PARIS — The state of Minnesota lost its bid to host what would have been the first world’s fair on U.S. soil in almost 40 years when the organization that oversees the events voted Wednesday to make Argentina’s capital the site of one planned for 2022-2023.
The Trump administration has sought to boost American interest in world’s fairs, international displays of ingenuity that in the past brought the world the Eiffel Tower, the Ferris wheel and Seattle’s Space Needle.
But in its latest vote, members of the Bureau of International Expositions, based in Paris, picked Buenos Aires over rivals Bloomington, Minn., and Poland’s third-largest city, Lodz, to host a specialized World Expo.
Argentinians at the vote literally jumped for joy as the result was announced — and then started handing out white-and-blue soccer T-shirts with star Argentinian player Lionel Messi’s name on them.
Delegates donned the T-shirts on top of their suits as members of the Argentinian bid team hugged and kissed each other in excitement and relief.
It will be the first expo in Latin America under the auspices of the BIE, which began operations in 1931.
Full-scale World Expos that last six months are now held every five years, while three-month expos devoted to specific themes take place in intervening years.
The U.S. delegation was clearly disappointed, but the State Department said in a statement it “looks forward to working with other U.S. cities and states interested in bidding to host a future World’s Fair.”
“I’m confident we’ve done nothing but good for our region, and for the advancement of the theme Healthy People, Healthy Planet,” Minnesota board member Marilyn Carlson Nelson said in a statement.
Gov. Mark Dayton said the committee “put our state’s many accolades on the world stage, and demonstrated again why Minnesota is such a world-class place to live, work, and innovate.”
Minnesota had proposed a health-focused expo to capitalize on the state’s world-class medical institutions and medical device makers.
The Polish delegation looked especially grim after the defeat of its bid, on the theme of how post-industrial cities can reinvent themselves.
Argentine Foreign Minister Jorge Faurie said Buenos Aires’ bid is aimed at showing creative ways that smartphones and other increasingly accessible technology can “give people around the world an opportunity to have better lives.”
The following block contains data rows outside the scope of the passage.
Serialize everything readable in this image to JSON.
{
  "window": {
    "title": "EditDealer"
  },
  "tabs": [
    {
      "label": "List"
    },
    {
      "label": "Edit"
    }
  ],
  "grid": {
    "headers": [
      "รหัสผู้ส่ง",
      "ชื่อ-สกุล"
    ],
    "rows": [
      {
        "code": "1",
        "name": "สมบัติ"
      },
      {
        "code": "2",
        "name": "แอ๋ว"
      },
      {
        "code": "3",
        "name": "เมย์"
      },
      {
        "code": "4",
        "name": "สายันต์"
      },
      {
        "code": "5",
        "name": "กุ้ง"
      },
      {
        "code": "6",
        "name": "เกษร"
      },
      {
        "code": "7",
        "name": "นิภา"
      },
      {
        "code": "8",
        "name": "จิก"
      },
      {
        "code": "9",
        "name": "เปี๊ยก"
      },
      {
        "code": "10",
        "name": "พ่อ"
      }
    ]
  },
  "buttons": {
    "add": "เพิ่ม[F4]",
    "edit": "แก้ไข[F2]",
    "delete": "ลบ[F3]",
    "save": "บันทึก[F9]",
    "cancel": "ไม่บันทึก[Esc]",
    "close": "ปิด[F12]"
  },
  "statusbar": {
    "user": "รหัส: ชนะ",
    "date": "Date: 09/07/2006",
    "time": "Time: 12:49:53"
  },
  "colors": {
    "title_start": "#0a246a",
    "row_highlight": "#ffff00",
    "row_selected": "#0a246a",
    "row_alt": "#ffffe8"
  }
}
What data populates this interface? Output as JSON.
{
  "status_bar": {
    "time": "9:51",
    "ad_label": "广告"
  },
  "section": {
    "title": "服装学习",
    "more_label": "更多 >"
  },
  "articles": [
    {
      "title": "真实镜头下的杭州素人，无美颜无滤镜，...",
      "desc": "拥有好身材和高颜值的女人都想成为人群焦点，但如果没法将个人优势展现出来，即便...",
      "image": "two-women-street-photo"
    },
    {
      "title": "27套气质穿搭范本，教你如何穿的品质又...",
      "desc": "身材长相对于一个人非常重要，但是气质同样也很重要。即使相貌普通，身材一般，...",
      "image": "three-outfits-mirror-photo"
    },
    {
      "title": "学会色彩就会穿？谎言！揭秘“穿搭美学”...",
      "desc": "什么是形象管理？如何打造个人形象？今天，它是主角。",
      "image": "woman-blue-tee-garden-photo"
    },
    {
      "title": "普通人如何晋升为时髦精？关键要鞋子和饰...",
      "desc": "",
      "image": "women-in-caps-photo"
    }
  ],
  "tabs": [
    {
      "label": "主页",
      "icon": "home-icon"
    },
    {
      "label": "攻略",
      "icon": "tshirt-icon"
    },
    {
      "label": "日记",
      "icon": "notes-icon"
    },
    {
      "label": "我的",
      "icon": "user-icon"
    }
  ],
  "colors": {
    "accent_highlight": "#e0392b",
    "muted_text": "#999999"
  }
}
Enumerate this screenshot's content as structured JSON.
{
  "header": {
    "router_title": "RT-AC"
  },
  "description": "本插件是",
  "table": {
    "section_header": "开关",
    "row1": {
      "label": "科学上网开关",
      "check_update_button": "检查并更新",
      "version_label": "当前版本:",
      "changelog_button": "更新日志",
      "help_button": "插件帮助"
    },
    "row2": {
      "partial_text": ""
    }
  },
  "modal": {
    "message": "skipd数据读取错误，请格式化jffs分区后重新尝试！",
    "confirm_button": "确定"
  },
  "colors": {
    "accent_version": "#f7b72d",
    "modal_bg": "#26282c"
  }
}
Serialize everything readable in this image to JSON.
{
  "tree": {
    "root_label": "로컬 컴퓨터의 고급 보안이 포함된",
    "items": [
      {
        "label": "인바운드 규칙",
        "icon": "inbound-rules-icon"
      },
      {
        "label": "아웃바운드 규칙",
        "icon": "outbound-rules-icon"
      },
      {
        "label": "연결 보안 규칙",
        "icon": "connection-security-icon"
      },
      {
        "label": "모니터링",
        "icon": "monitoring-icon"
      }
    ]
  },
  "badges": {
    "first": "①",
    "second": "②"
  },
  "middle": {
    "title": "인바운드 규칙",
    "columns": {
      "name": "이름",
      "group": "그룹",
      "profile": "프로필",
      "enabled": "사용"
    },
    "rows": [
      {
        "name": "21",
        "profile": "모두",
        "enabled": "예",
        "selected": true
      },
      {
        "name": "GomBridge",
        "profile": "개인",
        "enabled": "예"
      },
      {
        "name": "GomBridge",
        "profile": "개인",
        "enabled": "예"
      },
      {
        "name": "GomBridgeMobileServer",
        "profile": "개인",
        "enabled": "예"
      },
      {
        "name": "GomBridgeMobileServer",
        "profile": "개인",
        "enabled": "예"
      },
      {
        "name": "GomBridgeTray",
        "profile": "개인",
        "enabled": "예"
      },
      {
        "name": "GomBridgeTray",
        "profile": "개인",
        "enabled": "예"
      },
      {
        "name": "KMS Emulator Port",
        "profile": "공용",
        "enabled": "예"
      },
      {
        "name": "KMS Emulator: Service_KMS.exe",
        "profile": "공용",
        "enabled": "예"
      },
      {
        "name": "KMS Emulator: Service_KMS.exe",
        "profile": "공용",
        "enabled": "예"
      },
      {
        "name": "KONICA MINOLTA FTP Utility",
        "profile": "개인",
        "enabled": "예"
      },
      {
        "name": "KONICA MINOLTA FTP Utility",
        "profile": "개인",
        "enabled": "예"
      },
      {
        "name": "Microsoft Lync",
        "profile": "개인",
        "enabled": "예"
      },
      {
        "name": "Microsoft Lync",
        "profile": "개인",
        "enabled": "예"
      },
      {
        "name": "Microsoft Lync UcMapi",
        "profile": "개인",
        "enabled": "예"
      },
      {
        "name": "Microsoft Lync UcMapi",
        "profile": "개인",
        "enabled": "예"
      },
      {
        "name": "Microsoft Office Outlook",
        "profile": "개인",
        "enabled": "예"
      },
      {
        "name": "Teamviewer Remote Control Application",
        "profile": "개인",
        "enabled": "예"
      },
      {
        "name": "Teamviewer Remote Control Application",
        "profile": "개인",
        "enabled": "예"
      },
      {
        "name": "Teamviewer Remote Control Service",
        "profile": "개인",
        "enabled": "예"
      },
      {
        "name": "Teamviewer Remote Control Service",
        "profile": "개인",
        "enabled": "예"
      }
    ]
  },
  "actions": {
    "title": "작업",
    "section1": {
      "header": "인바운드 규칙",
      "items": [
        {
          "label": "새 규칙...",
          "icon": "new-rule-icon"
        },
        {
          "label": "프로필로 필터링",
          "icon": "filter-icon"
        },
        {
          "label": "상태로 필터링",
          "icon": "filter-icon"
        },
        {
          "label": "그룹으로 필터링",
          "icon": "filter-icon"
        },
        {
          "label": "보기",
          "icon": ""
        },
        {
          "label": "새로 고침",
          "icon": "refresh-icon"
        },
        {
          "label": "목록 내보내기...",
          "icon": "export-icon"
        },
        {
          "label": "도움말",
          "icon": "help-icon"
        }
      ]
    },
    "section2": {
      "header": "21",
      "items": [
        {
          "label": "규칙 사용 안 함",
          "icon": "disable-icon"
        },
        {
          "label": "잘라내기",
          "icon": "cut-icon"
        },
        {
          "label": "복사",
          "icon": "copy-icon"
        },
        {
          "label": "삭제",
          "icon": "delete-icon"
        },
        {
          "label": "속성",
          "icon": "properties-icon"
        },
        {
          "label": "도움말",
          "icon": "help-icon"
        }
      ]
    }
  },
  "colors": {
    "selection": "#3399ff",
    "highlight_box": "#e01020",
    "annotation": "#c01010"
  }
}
“We are very happy not only for my country but for South America,” Faurie told reporters in Paris as he invited countries around the world to mount exhibits at the expo.
Argentina’s organizers hope the event will attract at least 6 million visitors.
Dubai, in the United Arab Emirates, is set to host the next full World Expo in 2020. A specialized expo focused on energy was held this year in Kazakhstan’s capital, Astana.